Neil Warren and Richard Eccleston

This week saw the publication of a discussion paper on the reform of the federation. This document and next month’s Council of Australian Governments leaders’ retreat are timely given that most agree the commitment to tax and federalism reform seems to be flagging.

Not only is GST revenue growth slowing, but the prospect of the Commonwealth freezing (in real terms) special purpose grants to the states after 2017 will result in commonwealth funding to the states dropping from 28% of federal spending in 2001 to a projected 21% by 2024 – cost shifting on an unprecedented scale.

Although NSW and Victoria are presently benefiting from a short-term fiscal reprieve courtesy of their spectacular and equally unsustainable housing booms, the longer-term outlook for all states remains bleak.

Clearly, something will have to give.

Tuesday’s discussion paper raised the possibility of a commonwealth takeover of key state responsibilities such as funding public hospitals as an alternative. While this would restore balance to the federation there is little enthusiasm for such courageous reform in Canberra.

As a result of the emergence of this ‘fend for yourself federalism’, state governments will need to develop efficient and sustainable strategies to fund key public services into the future.

Increasing the rate or broadening the base of the GST have been the most widely discussed responses to this challenge. However, advocates of a revamped GST are increasingly thin on the ground.

Not only does the Labor Party, most premiers and the community sector remain opposed to increasing its rate, but tax experts are increasingly of the view that the GST will never be the growth tax many had hoped.

As the discussion paper points out, personal income tax is Australia’s largest and most robust tax with clear potential to fund state governments. Moreover, according to Treasury it’s almost as efficient in economic terms as the GST.

From a political perspective, it’s more progressive than a GST and should be more palatable to those concerned about equity considerations.

In practical terms, there are numerous precedents for income tax sharing in federal systems. Such arrangements exist in Canada, the US and Germany.

The fact that any new state income tax levies could be harmonised with the existing federal tax and administered by the Australian Tax Office would minimise administrative and compliance costs.

Given these benefits, its unsurprising that Tuesday’s discussion paper argues that allowing states and territories to access the personal income tax base could be a central element of a broader reform package.

Proposals to share the income tax base across the federation have real merit; however, there are a number of design issues which have to be carefully analysed.

The first question is whether the states and the Commonwealth should enter into a simple revenue sharing agreement whereby the states get a fixed percentage of personal income tax revenue. While this would give the states access to a growth tax it would do little to improve political accountability.

A more ambitious model would involve granting the states the power to set their own income tax levy or surcharge on the federal income tax base.

Such a regime would improve accountability and allow state governments to set state income tax levies based on local preferences and demand for services.
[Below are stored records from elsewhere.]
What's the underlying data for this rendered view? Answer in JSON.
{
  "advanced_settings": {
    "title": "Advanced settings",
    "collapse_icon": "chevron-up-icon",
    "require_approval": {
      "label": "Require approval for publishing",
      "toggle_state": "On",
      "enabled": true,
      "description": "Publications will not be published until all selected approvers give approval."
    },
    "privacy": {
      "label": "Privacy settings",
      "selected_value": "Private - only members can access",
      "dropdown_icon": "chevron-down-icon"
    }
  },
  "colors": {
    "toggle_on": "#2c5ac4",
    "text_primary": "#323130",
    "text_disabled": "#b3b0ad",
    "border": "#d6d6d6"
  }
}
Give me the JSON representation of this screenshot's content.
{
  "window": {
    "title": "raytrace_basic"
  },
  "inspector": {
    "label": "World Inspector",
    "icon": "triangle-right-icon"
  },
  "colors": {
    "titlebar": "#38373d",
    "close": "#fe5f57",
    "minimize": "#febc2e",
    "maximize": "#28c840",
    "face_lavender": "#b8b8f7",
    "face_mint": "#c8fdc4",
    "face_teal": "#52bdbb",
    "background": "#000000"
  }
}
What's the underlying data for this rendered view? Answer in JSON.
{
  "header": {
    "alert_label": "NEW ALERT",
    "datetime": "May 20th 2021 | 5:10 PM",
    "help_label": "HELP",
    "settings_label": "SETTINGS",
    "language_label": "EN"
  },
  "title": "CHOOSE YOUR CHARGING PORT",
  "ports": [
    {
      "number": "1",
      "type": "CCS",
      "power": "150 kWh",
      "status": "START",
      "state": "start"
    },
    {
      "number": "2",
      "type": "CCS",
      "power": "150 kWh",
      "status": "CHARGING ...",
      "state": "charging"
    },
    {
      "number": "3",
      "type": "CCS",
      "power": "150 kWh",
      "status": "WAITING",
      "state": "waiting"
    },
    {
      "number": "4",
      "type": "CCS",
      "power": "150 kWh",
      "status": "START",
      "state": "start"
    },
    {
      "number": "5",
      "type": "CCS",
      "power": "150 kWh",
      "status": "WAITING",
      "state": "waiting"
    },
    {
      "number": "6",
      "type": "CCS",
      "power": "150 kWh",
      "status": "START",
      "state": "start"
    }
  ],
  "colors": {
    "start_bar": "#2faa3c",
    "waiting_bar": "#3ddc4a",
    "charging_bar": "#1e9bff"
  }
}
Despite improved accountability, allowing the states to set their own income tax rates has significant distributional implications which have hitherto been ignored in the Australian debate.

Quite simply, a per capita revenue from any residency-based state income tax levy would vary considerably between states because both income and employment levels vary across the states.

The bottom line is that wealthier states would benefit more from such a regime compared with poorer jurisdictions.

Our analysis suggests that a 3.2% income tax levy on income above $37,000 could raise $10 billion for the states and territories. However, the distribution of such a levy favours wealthier jurisdictions whereas poorer states would have to exert a greater tax effort to raise equivalent per capita revenue.

One way of representing the magnitude of these distributional consequences is by considering the income tax levy that different jurisdictions would have to impose to raise the same per capita revenue.

For example, Western Australia would have to impose a levy of 2.1% to raise its per capita share of a $10 billion levy. In contrast, this figure for poorer states such as Tasmania and South Australia would be 5.0% and 4.3% respectively.

What is clear is the design details of income tax sharing models as outlined in this week’s federalism discussion paper need to be analysed and debated in the coming months. The future of our federation depends on it.

Neil Warren is a professor in the school of taxation and business law at UNSW Business School. Richard Eccleston is a professor and director of the Institute for the Study of Social Change at the University of Tasmania. A version of this post appeared in The Australian.